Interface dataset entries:
⁂

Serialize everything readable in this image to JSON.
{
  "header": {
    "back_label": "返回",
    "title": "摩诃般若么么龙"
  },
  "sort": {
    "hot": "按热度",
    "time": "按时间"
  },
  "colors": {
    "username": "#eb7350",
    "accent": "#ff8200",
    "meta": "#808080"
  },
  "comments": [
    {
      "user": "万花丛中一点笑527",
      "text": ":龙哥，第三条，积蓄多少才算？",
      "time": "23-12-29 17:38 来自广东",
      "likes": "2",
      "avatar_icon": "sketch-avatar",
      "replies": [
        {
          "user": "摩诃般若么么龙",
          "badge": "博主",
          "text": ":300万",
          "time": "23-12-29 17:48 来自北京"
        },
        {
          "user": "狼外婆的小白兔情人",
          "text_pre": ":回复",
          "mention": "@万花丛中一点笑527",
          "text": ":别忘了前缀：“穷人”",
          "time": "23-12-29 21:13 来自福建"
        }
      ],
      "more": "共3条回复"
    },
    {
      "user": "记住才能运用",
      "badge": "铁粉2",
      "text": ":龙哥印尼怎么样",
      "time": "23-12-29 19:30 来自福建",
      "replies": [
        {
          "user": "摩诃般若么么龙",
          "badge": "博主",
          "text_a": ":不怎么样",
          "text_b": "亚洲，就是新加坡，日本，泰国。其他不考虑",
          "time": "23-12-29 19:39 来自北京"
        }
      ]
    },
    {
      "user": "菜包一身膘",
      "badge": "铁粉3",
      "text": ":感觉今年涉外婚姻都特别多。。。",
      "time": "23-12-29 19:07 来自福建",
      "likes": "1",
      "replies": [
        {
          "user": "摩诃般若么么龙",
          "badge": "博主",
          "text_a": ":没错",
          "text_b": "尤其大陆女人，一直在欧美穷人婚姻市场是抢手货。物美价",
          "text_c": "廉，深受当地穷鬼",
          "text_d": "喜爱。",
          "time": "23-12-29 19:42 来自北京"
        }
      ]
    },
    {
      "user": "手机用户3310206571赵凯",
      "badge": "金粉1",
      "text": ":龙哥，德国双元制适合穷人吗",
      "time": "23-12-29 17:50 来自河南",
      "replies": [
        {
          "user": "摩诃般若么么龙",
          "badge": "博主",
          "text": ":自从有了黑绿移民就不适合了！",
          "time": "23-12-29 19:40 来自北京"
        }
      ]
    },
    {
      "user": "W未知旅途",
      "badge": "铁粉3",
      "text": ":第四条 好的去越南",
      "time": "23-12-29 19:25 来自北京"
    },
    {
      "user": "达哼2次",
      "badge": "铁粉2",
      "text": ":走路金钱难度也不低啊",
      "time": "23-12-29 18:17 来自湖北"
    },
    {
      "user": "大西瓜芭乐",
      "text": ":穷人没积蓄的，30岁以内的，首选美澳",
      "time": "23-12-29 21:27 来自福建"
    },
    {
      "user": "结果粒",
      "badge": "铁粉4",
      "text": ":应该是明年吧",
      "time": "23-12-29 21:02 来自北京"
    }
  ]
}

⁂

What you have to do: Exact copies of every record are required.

Result of this exercise:
Serialize everything readable in this image to JSON.
{
  "header": {
    "back_label": "返回",
    "title": "摩诃般若么么龙"
  },
  "sort": {
    "hot": "按热度",
    "time": "按时间"
  },
  "colors": {
    "username": "#eb7350",
    "accent": "#ff8200",
    "meta": "#808080"
  },
  "comments": [
    {
      "user": "万花丛中一点笑527",
      "text": ":龙哥，第三条，积蓄多少才算？",
      "time": "23-12-29 17:38 来自广东",
      "likes": "2",
      "avatar_icon": "sketch-avatar",
      "replies": [
        {
          "user": "摩诃般若么么龙",
          "badge": "博主",
          "text": ":300万",
          "time": "23-12-29 17:48 来自北京"
        },
        {
          "user": "狼外婆的小白兔情人",
          "text_pre": ":回复",
          "mention": "@万花丛中一点笑527",
          "text": ":别忘了前缀：“穷人”",
          "time": "23-12-29 21:13 来自福建"
        }
      ],
      "more": "共3条回复"
    },
    {
      "user": "记住才能运用",
      "badge": "铁粉2",
      "text": ":龙哥印尼怎么样",
      "time": "23-12-29 19:30 来自福建",
      "replies": [
        {
          "user": "摩诃般若么么龙",
          "badge": "博主",
          "text_a": ":不怎么样",
          "text_b": "亚洲，就是新加坡，日本，泰国。其他不考虑",
          "time": "23-12-29 19:39 来自北京"
        }
      ]
    },
    {
      "user": "菜包一身膘",
      "badge": "铁粉3",
      "text": ":感觉今年涉外婚姻都特别多。。。",
      "time": "23-12-29 19:07 来自福建",
      "likes": "1",
      "replies": [
        {
          "user": "摩诃般若么么龙",
          "badge": "博主",
          "text_a": ":没错",
          "text_b": "尤其大陆女人，一直在欧美穷人婚姻市场是抢手货。物美价",
          "text_c": "廉，深受当地穷鬼",
          "text_d": "喜爱。",
          "time": "23-12-29 19:42 来自北京"
        }
      ]
    },
    {
      "user": "手机用户3310206571赵凯",
      "badge": "金粉1",
      "text": ":龙哥，德国双元制适合穷人吗",
      "time": "23-12-29 17:50 来自河南",
      "replies": [
        {
          "user": "摩诃般若么么龙",
          "badge": "博主",
          "text": ":自从有了黑绿移民就不适合了！",
          "time": "23-12-29 19:40 来自北京"
        }
      ]
    },
    {
      "user": "W未知旅途",
      "badge": "铁粉3",
      "text": ":第四条 好的去越南",
      "time": "23-12-29 19:25 来自北京"
    },
    {
      "user": "达哼2次",
      "badge": "铁粉2",
      "text": ":走路金钱难度也不低啊",
      "time": "23-12-29 18:17 来自湖北"
    },
    {
      "user": "大西瓜芭乐",
      "text": ":穷人没积蓄的，30岁以内的，首选美澳",
      "time": "23-12-29 21:27 来自福建"
    },
    {
      "user": "结果粒",
      "badge": "铁粉4",
      "text": ":应该是明年吧",
      "time": "23-12-29 21:02 来自北京"
    }
  ]
}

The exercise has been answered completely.